Mealy bug They are vectors for transmission of viral diseases Management Cultural * Handpick and destroy the bugs * Avoid intercropping with alternative hosts of the plant
Cocoa diseases
* Fungal disease (black pod)
Black pod is a common disease in the identified by the farmers. It is managed by removal of the infected pods and also by chemical control. Common chemicals used include * Apply chloropyriphos 0.25% * Apply Ridomil 72 plus (12% metalaxyl + 60% copper-1-oxide) Black pod of cocoa : They are caused by fungus Phytophthora palmivora Symptoms * Transmitted by insects and rain splash * Symptom start as small black spot that advance to cover the entire pod within 2 – 8 days Management Cultural control * Remove and burn all dead woods from the farm * Irrigation during dry season Chemical control * Apply chloropyriphos 0.25% * Apply Ridomil 72 plus (12% metalaxyl + 60% copper-1-oxide)
* Virus disease (Swollen shoot)
* Transmitted by mealy bug * Major symptom is die back * The disease is managed by rouging * Chemical control of mealy bug
* HarvestHarvesting is done as soon as cocoa pods are ripe using cutlass or go to hell at two weeks interval.
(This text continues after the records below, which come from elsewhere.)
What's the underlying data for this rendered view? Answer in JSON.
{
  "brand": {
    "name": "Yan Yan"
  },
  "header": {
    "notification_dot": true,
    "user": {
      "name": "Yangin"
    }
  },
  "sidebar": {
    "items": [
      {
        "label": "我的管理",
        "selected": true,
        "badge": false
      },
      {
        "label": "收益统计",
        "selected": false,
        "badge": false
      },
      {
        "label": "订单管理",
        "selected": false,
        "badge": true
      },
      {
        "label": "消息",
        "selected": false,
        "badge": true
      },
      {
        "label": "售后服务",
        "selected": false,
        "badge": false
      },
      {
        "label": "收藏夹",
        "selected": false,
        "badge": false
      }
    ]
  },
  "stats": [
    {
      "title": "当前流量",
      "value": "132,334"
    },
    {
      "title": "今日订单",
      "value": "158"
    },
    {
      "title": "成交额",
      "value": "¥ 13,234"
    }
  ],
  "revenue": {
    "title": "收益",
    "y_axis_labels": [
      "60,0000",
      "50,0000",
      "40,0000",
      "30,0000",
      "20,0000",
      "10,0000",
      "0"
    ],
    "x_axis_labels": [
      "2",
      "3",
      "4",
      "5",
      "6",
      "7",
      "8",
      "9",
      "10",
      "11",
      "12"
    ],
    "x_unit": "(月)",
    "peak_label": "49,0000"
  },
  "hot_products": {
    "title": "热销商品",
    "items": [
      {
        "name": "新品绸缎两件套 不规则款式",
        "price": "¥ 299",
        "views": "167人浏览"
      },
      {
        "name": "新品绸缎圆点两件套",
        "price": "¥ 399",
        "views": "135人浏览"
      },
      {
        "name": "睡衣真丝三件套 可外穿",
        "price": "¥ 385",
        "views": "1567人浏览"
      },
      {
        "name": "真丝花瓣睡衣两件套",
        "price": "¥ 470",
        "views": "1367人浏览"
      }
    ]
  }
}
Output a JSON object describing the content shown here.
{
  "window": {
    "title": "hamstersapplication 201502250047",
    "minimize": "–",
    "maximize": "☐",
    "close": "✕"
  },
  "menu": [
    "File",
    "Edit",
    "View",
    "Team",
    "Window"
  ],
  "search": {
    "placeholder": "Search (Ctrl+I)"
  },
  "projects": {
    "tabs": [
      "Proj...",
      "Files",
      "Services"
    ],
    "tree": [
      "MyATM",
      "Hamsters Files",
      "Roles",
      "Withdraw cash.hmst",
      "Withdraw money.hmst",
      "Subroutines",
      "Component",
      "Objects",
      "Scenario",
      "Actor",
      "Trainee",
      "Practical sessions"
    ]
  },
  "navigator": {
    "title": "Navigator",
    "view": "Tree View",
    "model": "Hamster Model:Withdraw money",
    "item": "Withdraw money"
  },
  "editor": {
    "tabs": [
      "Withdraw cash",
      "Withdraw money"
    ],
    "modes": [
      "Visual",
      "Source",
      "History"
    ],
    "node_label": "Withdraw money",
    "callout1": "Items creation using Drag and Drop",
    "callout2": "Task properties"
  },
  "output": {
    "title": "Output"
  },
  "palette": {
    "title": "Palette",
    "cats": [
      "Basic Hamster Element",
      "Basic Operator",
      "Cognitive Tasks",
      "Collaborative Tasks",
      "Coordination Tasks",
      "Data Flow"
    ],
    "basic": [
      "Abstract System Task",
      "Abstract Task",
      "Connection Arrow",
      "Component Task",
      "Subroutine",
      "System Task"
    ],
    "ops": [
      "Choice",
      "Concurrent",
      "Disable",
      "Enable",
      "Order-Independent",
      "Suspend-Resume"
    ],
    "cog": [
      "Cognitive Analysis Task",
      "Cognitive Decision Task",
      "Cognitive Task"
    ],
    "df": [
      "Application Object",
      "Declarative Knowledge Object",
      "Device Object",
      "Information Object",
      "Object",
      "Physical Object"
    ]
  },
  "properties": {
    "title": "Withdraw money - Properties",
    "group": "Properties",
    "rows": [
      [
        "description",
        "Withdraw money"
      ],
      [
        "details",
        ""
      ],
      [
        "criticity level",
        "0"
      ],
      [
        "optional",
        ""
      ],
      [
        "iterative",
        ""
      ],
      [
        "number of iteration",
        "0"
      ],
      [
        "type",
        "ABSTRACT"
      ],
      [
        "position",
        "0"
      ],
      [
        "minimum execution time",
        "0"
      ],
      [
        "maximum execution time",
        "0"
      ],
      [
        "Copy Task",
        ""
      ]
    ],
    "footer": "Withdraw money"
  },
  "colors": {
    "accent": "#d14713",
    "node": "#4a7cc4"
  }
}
The seeds are removed from the pods and fermented for 3-5 day to hasten the drying.* Pods should be harvested as soon as they are ripe with cutlass or hook without causing damage to the tree. * Harvesting should be done every two weeks * It is essential that the pods do not become over-ripe as they are more likely to become infected with diseases, and the beans. * Ferment the seeds after removal from the pods for 4 – 6 day * Sundry every day until constant weight is achieved
* Storage Sun-dried cocoa seed is +stored in jute sacks raised from the ground under room temperature. * Dried cocoa seed is best stored in jute sacks raised from the ground under room temperature.

References

1. NAERLS and SG-2000 (2016). N-Power Agricultural Extension Master Trainers’ Manual. 2. Basic Classroom for Africa: https://www.africabusinessclassroom.com/cocoa-farming-nigeria/

3. A Guide to Cocoa production: Cocoa research Institute of Ghana